The Covid-19 pandemic has accelerated the transition from terrestrial to digital in the media and entertainment sector. The restrictions on movement (semi-lockdown) imposed by the government during the pandemic caused many mainstream media outlets to limit their production, prompting many mainstream public figures and artists to venture onto digital platforms and become independent content creators. Digital and social media accounts and channels became hugely popular because they were easily accessible to the public during the pandemic.
The Department of Communications and Information Technology has revised its Broadcasting Regulations and one of the main points is the switch from analogue television to digital broadcasting. The migration will take place in three stages, the last on November 2, 2022, by which time all television broadcasts must be digital.
Although mainstream media has started to recover and is almost back to normal, artists’ social media accounts and digital channels remain a staple of entertainment in Indonesian homes.

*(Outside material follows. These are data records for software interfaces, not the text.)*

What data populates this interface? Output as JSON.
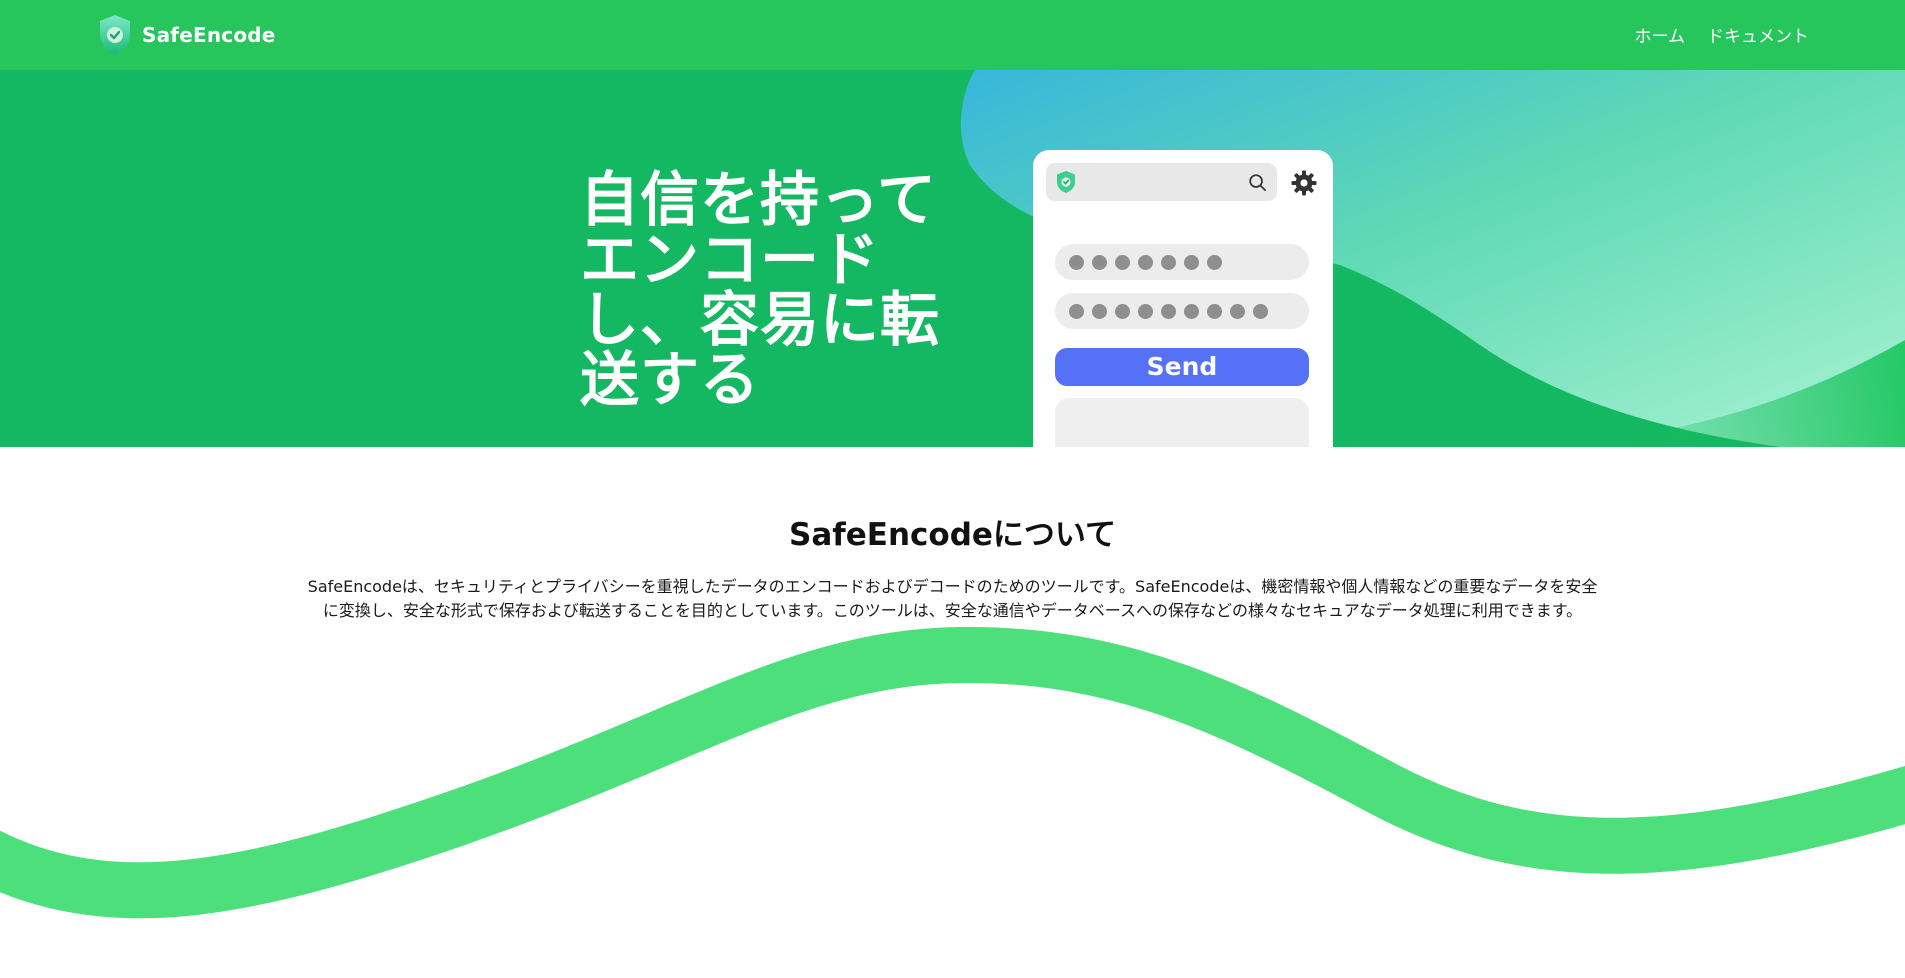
{
  "navbar": {
    "brand_name": "SafeEncode",
    "links": [
      {
        "label": "ホーム"
      },
      {
        "label": "ドキュメント"
      }
    ]
  },
  "hero": {
    "headline": "自信を持って\nエンコード\nし、容易に転\n送する",
    "mockup": {
      "password_field_1_dots": 7,
      "password_field_2_dots": 9,
      "send_label": "Send"
    }
  },
  "about": {
    "title": "SafeEncodeについて",
    "text": "SafeEncodeは、セキュリティとプライバシーを重視したデータのエンコードおよびデコードのためのツールです。SafeEncodeは、機密情報や個人情報などの重要なデータを安全に変換し、安全な形式で保存および転送することを目的としています。このツールは、安全な通信やデータベースへの保存などの様々なセキュアなデータ処理に利用できます。"
  },
  "colors": {
    "navbar": "#26c65c",
    "hero": "#15b862",
    "accent_button": "#5571f7",
    "wave": "#4ddf7b",
    "hero_gradient_top": "#3bbad6",
    "hero_gradient_mid": "#62dcab"
  },
  "icons": {
    "logo": "shield-check-icon",
    "search": "search-icon",
    "settings": "gear-icon"
  }
}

We have seen a trend where investors and brand owners have started to target and advertise directly through such social media accounts and digital channels.
In line with the shift to digital media, metaverses and non-fungible tokens (NFTs) are other themes that are on the rise. NFTs were the first to become famous because a content creator who started making NFTs from his own images claimed he managed to sell his NFTs for a large sum of money. This then led to a surge in the creation of NFTs by content creators looking to gain the same material benefits.
Meanwhile, the Metaverse is also gaining traction in Indonesia, although it’s still not as popular as NFTs as it requires more infrastructure and capital to set up and operate. However, we are beginning to see a trend where media and entertainment companies are beginning to explore the possibility and prepare to create their own metaverse. They are beginning to target and acquire specific public figures and content creators along with their respective content to include in their metaverse.
In support of the President’s program for creative industries, the government issued Government Decree No. 24 of 2022 Implementing Regulation of the Law on Creative Industries (Act No. 24 of 2019), which, among other things, establishes an intellectual property (IP)-based funding program for creative industries . The government regulation provides guidelines for entrepreneurs in creative industries, including content creators, to obtain funding by encumbering their relevant intellectual property, among other things. The funding program is seen as the answer for artists and content creators alike to capitalize on their intellectual property and obtain funding to expand and develop their creative works. The hope is that the government will follow the government decree by issuing the necessary technical guidelines while developing and providing facilities and infrastructure to implement the IP-based funding system.
Legal and regulatory framework
In Indonesia, media and entertainment are not governed by a single and unified legal framework; They are regulated by different laws and regulations in multiple sectors and under different authorities.
IP rights in the media and entertainment sector are mainly regulated by the Copyright Act (Act No. 28 of 2014) and the Trademark Act (Act No. 20 of 2016, partially amended by Law No. 11 of 2020). Copyright law regulates content produced in the media and entertainment sector that falls under copyright protection and trademark law regulates the branding side. The Copyright Act and the Trademark Act come under the General Directorate of Intellectual Property at the Ministry of Justice.
The main regulatory framework for digital content in Indonesia is the Electronic Information and Transaction Law and its implementing regulations, including Government Regulation No. 71 of 2019 on the Provision of Electronic Systems and Transactions and Minister of Communications and Information Technology Regulation No. 5 of 2020 on Providers Electronic Systems in the Private Sector (as amended) (collectively the IT Legislation).